## Work order
Tally up the lines below that carry the word "name", answering with the figure alone.

## Extracted data entries
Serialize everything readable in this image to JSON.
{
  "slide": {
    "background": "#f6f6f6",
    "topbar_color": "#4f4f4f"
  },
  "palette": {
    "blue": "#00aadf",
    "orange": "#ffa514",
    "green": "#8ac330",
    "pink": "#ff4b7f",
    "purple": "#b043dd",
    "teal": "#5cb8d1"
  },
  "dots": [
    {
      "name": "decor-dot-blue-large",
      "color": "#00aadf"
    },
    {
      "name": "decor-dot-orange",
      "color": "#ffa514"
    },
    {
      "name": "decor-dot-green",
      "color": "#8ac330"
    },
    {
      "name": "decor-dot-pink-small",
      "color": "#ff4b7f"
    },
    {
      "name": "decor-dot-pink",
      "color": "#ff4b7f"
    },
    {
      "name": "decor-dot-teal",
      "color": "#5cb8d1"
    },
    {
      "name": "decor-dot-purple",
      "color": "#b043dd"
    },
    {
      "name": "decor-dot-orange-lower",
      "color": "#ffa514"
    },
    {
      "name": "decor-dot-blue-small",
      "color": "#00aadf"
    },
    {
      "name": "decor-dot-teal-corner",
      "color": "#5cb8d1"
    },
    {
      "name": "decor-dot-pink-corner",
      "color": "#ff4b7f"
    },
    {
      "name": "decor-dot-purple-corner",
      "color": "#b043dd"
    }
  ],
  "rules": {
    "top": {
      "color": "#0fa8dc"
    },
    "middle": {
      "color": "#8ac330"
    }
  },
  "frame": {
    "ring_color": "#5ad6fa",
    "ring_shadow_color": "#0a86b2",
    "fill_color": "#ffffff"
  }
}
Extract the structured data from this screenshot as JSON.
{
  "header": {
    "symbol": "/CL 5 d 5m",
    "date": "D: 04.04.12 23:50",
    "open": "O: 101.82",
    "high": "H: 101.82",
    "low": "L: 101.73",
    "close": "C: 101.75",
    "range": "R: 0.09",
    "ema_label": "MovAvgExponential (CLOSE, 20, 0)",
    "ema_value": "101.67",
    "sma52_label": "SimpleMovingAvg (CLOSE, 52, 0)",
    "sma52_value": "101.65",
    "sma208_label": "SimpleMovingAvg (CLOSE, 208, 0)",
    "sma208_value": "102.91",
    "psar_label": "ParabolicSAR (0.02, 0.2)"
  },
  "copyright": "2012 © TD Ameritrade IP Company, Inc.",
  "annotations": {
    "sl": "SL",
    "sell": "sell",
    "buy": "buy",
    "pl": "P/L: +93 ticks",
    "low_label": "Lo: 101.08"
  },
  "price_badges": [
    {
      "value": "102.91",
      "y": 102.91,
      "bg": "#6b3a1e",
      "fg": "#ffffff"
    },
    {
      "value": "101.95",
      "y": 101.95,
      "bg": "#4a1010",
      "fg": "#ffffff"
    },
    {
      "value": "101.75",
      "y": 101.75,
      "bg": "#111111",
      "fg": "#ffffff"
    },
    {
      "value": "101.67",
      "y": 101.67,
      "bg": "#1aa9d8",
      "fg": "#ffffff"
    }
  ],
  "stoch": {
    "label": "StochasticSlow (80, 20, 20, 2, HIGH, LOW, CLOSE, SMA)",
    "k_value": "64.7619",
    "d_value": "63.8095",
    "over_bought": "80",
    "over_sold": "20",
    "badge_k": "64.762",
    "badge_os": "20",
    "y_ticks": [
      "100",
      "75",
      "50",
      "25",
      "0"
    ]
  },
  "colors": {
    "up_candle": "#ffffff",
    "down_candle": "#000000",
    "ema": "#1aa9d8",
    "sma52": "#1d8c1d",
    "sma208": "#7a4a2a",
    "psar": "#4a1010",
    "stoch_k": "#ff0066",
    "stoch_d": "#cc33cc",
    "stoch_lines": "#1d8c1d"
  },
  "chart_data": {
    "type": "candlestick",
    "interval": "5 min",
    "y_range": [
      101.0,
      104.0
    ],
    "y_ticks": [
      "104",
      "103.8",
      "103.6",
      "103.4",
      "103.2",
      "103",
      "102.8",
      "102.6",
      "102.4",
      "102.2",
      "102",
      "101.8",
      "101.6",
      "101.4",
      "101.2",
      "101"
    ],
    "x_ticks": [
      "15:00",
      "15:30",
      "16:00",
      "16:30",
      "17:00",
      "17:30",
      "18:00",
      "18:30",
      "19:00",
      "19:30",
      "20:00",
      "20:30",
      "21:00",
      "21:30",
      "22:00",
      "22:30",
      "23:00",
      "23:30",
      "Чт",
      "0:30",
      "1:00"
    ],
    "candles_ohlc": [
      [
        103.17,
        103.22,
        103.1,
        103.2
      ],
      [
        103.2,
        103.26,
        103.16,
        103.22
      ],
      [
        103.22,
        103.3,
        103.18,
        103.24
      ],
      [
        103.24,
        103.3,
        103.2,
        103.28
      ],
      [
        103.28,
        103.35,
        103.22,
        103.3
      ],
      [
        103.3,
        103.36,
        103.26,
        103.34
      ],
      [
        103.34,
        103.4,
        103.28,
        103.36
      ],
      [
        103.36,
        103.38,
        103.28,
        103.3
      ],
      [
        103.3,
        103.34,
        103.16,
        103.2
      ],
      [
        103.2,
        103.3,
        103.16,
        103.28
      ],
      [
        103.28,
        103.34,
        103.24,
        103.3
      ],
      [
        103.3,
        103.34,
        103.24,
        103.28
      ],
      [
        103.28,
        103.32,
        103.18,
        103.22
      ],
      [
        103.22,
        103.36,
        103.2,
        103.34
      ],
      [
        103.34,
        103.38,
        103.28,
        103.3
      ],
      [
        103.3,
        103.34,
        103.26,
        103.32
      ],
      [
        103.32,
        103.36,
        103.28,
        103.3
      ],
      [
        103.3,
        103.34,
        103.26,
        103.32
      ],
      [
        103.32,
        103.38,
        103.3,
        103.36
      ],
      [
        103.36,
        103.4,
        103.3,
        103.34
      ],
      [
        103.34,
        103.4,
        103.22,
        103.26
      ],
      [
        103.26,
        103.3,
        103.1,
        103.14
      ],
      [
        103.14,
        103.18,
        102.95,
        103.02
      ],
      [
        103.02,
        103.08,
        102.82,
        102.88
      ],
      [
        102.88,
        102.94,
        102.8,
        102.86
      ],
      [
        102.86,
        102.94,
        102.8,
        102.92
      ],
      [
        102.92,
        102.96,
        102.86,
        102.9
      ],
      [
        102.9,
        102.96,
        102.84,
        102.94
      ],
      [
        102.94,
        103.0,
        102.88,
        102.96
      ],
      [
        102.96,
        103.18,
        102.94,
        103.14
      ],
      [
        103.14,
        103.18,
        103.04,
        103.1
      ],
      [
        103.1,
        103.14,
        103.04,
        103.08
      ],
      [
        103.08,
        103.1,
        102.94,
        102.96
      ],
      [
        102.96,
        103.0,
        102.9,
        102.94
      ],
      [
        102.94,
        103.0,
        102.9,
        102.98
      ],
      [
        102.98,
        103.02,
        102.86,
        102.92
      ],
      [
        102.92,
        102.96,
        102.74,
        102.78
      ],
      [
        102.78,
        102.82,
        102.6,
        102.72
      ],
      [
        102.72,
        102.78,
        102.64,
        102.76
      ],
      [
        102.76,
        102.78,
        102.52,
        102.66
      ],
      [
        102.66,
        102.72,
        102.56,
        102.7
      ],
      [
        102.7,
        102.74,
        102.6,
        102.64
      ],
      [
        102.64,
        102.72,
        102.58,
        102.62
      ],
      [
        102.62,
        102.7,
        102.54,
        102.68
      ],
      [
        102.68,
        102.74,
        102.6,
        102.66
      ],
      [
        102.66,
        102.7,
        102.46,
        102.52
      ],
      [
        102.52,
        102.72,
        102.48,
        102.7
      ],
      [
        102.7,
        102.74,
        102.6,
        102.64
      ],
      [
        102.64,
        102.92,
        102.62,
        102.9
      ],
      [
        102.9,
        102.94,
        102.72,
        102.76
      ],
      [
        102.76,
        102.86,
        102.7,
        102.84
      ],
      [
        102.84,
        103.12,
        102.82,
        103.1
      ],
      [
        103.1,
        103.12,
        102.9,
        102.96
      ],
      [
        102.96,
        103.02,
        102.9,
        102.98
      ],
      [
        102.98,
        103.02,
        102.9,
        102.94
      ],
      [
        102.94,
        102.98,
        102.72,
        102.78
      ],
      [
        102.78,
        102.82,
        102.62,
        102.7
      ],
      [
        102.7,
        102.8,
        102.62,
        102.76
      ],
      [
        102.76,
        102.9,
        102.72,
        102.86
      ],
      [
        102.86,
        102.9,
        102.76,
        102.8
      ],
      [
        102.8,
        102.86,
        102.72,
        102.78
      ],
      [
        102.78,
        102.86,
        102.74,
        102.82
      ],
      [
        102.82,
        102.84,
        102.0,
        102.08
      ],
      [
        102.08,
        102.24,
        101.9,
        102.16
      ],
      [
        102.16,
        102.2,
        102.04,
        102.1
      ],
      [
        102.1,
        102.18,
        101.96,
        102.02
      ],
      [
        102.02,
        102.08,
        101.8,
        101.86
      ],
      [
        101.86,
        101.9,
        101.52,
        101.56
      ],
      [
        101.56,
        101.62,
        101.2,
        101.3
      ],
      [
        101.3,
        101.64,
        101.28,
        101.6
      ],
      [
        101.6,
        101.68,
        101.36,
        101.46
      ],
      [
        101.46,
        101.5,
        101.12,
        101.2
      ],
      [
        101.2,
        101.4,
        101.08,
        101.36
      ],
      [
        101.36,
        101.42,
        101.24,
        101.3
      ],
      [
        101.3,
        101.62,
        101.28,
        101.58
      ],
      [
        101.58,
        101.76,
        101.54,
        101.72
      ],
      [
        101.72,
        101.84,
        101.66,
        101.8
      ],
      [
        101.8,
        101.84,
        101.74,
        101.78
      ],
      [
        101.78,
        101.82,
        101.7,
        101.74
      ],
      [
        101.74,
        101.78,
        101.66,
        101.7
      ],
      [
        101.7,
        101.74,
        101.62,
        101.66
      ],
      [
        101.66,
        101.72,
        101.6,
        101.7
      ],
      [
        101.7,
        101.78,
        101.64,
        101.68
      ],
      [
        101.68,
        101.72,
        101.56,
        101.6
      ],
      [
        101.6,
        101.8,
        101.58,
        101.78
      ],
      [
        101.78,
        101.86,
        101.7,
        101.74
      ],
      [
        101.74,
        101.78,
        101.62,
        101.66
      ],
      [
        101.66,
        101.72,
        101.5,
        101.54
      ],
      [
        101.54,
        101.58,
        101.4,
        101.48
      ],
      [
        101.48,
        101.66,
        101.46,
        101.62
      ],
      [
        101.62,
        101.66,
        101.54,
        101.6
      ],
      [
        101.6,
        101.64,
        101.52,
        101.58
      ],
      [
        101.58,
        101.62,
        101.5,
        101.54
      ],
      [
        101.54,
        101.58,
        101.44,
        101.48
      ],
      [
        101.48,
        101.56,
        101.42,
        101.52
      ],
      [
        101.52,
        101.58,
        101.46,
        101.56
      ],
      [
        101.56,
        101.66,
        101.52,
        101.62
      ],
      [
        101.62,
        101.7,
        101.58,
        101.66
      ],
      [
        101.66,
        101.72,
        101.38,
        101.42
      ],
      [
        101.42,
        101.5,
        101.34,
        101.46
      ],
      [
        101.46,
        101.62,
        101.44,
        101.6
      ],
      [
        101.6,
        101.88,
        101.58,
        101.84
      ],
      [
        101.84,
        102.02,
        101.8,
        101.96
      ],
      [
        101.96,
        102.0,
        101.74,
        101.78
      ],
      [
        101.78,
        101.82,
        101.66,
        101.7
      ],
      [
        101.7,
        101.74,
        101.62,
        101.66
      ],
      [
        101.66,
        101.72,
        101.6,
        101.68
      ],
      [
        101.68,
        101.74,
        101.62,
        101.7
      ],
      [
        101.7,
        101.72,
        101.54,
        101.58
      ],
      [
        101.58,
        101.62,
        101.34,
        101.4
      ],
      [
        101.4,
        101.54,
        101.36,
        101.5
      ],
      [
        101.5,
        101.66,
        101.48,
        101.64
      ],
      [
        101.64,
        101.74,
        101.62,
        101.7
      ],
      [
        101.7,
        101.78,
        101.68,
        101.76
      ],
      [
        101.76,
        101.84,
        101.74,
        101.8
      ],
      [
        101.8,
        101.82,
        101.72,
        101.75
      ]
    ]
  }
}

## Output of the exercise
12